But North Korea’s current leader Kim Jong-un rejects these versions of events, and passes on a myth surrounding the state’s founding father and Kim’s grandfather, Kim Il-sung, to the country’s state dictated schools.
Wrestling legend and TV producer Eric Bischoff visited the reclusive state in 1995 for the wrestling show Collision In Korea and encountered the bizarre myth after being taken aside during his trip to be educated on North Korean history.
He said: “We heard how the North Korean government was able to end World War 2 by defeating the Japanese.
“People who were born after the 1940s have no idea that the US ended the war by dropping nuclear bombs on Hiroshima and Nagasaki.
“In their educational system and the way they are conditioned and brainwashed, the North Koreans ended World War 2 and nobody has any idea that nuclear weapons were used by the US.”
Kim Il-sung is portrayed to be the central figure in the defeat of Japan by the freedom fighters who were trying to liberate occupied Korea at the end of the Second World War.
North Koreans are taught that Kim launched a terrifying campaign against the Japanese occupiers from his base on Mount Paektu, a 2,744m mountain which now has sacred value for North Koreans.
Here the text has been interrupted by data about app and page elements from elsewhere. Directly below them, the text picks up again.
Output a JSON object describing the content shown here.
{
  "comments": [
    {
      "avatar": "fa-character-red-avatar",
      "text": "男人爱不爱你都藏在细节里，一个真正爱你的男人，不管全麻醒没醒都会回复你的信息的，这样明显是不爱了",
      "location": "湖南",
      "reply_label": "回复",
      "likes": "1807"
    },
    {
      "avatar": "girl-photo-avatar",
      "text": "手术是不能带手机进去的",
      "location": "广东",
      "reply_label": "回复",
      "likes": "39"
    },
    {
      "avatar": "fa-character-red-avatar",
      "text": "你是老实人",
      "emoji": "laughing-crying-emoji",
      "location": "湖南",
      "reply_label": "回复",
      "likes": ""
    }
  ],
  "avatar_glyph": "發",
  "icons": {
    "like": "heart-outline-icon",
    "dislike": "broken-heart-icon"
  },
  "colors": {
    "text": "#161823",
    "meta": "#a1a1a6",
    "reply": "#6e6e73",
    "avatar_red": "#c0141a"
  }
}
The peak is referred to by North Koreans as the “sacred mountain of the revolution” and Kim Jong-un reportedly climbed the mountain in December last year.
The founding father of the nation is also said to have fathered Kim’s father Kim Jong-il from his mountain base, who is said to have fought against the Japanese alongside his father as a toddler.
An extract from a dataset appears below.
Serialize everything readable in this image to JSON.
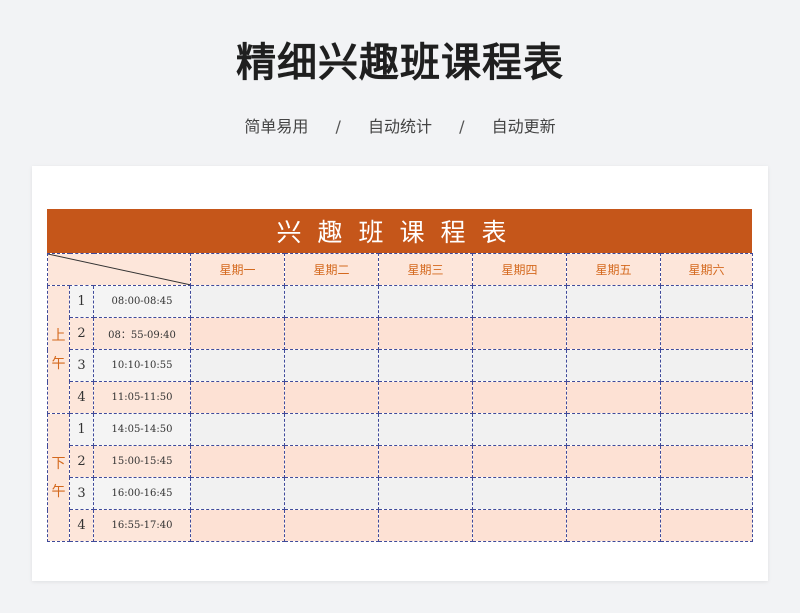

Records actually show that Kim Il-sung was not even in Korea during World War 2 and was instead working as a major in the Soviet Union’s Red Army.
Kim Il-sung only returned to Korea with the advancing Russian army after spending the war in Russia and before that as a guerrilla in China.
He spent close to two decades away from his homeland and reportedly had a poor grasp of the Korean language when he returned.
Bischoff commented on the North Korean version of events, saying: “Having conversations with governmental officials there, I don’t think they knew or know what really happened − that’s how brainwashed they are.”
North Koreans are today celebrating the Day of the Sun in memory of Kim Il-sung, and will pay tribute to the founding father by visiting monuments and statutes across the country.